Please filter the data below down to the lines holding the string "基础阶段".

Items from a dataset
BEGIN

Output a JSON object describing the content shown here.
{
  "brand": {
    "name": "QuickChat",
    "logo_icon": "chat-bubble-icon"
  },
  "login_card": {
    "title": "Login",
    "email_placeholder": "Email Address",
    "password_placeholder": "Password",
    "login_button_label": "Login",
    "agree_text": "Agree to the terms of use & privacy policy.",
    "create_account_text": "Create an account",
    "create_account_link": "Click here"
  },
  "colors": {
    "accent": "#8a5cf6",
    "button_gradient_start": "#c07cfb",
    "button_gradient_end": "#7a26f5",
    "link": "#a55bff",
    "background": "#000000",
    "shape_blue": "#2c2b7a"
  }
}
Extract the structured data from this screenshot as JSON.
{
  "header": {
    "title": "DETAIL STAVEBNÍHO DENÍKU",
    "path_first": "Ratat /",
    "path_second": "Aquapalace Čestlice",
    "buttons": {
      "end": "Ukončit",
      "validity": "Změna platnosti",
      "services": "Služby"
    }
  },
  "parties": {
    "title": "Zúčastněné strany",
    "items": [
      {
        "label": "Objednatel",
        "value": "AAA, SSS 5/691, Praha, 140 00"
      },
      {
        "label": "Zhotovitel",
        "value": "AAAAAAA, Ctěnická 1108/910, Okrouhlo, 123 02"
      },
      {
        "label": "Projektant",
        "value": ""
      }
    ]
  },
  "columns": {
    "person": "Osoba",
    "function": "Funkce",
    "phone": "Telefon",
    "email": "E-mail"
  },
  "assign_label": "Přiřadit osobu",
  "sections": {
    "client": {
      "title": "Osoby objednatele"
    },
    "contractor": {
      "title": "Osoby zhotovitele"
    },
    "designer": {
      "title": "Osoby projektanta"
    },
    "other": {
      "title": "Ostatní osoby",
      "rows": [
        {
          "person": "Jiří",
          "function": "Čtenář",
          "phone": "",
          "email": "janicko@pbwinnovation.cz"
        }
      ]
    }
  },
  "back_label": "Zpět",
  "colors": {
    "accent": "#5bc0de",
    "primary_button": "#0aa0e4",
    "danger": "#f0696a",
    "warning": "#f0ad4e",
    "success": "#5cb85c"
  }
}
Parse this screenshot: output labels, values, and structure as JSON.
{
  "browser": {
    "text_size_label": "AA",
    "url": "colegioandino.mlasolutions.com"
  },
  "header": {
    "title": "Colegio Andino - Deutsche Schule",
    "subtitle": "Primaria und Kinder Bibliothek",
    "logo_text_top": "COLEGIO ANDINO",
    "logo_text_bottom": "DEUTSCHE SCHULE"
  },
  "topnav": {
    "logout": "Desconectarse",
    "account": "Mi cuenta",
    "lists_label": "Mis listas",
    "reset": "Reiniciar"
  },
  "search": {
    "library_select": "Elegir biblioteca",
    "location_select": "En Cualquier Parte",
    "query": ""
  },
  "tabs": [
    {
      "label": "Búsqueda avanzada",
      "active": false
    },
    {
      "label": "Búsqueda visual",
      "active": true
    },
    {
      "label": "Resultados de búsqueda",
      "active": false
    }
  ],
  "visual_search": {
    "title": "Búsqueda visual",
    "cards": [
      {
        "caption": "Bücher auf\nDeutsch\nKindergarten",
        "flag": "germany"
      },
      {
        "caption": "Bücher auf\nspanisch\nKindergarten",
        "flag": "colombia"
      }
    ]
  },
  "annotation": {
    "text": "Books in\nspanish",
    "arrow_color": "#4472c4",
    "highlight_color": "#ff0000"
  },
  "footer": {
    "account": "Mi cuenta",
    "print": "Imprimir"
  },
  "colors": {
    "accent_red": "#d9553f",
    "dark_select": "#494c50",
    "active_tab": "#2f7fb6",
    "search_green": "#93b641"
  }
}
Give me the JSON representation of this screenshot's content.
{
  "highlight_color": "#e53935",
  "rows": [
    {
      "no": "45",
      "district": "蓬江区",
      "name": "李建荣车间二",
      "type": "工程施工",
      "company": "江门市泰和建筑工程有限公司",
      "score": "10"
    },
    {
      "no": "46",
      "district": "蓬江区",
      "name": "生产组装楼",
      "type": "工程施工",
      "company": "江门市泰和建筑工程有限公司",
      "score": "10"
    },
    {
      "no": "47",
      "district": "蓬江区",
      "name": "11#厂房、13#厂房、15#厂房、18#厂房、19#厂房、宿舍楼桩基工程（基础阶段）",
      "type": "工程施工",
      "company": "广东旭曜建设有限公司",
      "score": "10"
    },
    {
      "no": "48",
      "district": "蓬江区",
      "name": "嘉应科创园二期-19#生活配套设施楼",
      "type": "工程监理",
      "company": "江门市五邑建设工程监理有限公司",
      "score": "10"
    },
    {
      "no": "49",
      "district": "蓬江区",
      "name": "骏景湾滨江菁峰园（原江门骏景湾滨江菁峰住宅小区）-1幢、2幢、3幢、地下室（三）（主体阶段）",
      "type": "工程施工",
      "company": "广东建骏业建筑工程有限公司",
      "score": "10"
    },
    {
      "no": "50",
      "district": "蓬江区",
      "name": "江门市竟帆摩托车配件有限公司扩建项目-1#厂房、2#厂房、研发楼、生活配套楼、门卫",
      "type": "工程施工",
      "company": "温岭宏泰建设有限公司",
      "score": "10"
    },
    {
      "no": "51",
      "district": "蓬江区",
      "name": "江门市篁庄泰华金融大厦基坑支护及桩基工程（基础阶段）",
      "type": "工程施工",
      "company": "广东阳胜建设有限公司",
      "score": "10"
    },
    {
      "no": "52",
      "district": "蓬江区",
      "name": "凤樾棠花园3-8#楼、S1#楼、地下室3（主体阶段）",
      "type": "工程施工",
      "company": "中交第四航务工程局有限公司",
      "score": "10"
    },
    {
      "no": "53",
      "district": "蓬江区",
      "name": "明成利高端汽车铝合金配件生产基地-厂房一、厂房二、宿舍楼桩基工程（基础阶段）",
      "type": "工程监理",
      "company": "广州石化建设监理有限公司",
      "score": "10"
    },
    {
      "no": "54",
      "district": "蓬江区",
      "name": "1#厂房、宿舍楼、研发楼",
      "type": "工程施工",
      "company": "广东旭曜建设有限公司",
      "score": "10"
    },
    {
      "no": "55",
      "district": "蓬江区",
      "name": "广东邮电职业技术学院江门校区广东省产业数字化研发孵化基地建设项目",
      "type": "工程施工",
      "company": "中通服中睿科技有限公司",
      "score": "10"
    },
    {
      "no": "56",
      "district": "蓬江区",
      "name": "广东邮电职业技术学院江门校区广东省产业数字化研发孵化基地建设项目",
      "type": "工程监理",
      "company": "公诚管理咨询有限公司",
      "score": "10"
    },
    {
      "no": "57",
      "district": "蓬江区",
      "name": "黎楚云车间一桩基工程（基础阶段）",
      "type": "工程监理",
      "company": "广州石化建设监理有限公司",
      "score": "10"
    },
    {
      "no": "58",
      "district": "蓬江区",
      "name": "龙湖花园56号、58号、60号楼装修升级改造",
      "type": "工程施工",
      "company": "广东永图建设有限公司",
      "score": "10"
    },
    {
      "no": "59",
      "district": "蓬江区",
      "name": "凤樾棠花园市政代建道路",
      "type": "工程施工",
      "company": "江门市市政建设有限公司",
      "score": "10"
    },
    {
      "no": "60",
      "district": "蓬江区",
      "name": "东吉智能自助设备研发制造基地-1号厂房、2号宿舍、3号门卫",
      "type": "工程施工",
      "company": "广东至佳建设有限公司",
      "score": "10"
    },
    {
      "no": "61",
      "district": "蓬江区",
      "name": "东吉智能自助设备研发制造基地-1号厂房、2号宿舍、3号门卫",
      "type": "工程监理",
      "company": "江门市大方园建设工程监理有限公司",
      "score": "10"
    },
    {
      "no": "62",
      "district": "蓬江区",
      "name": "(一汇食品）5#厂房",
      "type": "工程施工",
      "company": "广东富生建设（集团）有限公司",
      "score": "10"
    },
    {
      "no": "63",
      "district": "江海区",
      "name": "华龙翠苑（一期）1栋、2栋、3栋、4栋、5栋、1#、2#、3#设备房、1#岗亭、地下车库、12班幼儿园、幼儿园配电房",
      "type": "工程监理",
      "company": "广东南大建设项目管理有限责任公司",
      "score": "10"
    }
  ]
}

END

Problem solution
      "name": "11#厂房、13#厂房、15#厂房、18#厂房、19#厂房、宿舍楼桩基工程（基础阶段）",
      "name": "江门市篁庄泰华金融大厦基坑支护及桩基工程（基础阶段）",
      "name": "明成利高端汽车铝合金配件生产基地-厂房一、厂房二、宿舍楼桩基工程（基础阶段）",
      "name": "黎楚云车间一桩基工程（基础阶段）",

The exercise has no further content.